The aptly named Theobald Moon is enormously fat, obsessed with food, lonely, and innocent. He arrives in Arizona from London after his mother’s death. The chronicle of Theo's adjustment to his new life—planting a garden, making a cowboy friend, practicing yoga, beginning a notebook of fantasy stories—offers only shaky scaffolding for the gorgeous prose with which Elderkin describes everything Theo encounters, from exotic cactus and wild animals to a mouthwatering list of British sweets. Spliced into the account of Theo’s first year in the desert is the more recent history of his daughter, Josephine. Annoyingly fey as a small child, she acquires a provocative though slightly nasty edge when she grows into an unhappy adolescent no longer satisfied to hide with Theo (still unprepared for the harsher realities of the local community) in his isolated fairy-tale landscape. Elderkin’s third intertwining story chronicles the love affair of Eva, who works in a shoe factory in Slovakia, and Tibor, who sells ice cream and may or may not be a felon on the run. Less dependent on literary sleights-of-hand, the Eva & Tibor romance involves the reader more fully than the Theo & Josephine saga. Elderkin, à la Michael Cunningham in The Hours, plays out the three narratives in tandem, then reveals their underlying unity. The strings tying the sections together, however, are pretty obvious, and the conclusion feels thin. The real accomplishment here is the richness and detail of her sensory inventiveness.

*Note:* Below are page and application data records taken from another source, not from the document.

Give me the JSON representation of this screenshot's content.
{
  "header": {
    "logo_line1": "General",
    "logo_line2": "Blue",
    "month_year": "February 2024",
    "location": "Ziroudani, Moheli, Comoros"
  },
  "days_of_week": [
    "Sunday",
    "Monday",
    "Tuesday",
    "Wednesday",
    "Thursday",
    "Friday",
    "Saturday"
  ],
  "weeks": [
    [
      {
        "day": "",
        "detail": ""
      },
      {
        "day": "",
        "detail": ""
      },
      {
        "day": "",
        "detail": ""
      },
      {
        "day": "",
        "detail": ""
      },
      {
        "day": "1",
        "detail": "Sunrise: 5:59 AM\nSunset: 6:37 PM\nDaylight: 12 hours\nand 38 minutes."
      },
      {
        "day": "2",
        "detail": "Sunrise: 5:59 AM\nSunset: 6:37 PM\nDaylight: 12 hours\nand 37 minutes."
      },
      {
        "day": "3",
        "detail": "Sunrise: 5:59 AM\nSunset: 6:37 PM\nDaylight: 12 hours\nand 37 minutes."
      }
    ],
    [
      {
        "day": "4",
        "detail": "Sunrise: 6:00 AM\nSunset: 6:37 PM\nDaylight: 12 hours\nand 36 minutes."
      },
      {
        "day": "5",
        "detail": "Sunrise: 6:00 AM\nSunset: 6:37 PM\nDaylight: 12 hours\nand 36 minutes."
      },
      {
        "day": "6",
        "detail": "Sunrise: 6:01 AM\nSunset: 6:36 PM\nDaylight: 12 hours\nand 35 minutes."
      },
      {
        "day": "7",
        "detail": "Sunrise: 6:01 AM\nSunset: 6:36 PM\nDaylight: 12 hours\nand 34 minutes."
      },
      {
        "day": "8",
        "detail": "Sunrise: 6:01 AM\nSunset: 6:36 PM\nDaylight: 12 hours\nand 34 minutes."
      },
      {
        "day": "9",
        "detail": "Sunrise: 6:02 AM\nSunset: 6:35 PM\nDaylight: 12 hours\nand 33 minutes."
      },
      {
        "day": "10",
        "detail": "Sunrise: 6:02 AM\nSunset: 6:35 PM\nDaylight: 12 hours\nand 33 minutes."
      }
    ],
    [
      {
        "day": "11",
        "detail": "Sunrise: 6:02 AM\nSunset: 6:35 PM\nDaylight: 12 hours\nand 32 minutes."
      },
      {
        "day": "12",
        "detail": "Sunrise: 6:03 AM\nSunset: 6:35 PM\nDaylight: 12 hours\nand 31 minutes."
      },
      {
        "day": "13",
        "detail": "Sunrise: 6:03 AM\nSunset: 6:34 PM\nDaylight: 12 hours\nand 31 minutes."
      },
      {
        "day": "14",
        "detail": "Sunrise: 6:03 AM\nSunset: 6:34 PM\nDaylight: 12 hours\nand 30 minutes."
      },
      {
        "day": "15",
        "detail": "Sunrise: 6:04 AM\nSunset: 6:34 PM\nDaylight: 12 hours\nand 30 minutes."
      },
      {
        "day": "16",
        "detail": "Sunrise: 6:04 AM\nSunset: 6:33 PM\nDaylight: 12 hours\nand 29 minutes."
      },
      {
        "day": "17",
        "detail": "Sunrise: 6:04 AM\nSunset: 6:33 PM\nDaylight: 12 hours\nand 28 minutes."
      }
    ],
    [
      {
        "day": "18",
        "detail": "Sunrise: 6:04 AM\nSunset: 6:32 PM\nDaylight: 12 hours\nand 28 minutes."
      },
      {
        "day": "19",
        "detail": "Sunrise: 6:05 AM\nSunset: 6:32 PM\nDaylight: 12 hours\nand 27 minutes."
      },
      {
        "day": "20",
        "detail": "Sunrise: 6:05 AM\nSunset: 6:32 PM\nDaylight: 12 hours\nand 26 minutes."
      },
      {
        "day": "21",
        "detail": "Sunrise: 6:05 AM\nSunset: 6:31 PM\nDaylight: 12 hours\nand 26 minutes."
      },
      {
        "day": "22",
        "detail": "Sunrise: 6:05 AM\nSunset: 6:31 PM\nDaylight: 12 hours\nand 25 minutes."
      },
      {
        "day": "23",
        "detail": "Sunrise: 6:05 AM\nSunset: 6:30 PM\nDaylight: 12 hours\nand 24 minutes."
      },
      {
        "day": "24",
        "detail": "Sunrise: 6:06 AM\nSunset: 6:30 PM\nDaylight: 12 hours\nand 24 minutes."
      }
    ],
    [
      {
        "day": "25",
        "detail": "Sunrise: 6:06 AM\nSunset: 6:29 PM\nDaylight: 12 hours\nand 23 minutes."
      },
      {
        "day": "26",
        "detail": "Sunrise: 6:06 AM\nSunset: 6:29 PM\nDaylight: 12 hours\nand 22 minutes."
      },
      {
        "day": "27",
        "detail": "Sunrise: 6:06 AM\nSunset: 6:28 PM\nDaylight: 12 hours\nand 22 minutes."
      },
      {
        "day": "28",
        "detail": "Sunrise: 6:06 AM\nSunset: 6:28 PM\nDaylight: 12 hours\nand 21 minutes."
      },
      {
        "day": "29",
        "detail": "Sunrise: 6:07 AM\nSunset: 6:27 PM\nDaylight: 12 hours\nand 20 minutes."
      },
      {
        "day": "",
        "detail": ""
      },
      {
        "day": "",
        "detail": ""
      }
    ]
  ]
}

While Elderkin’s talent and ambition are obvious, her magnificent language sometimes dwarfs the characters and their story.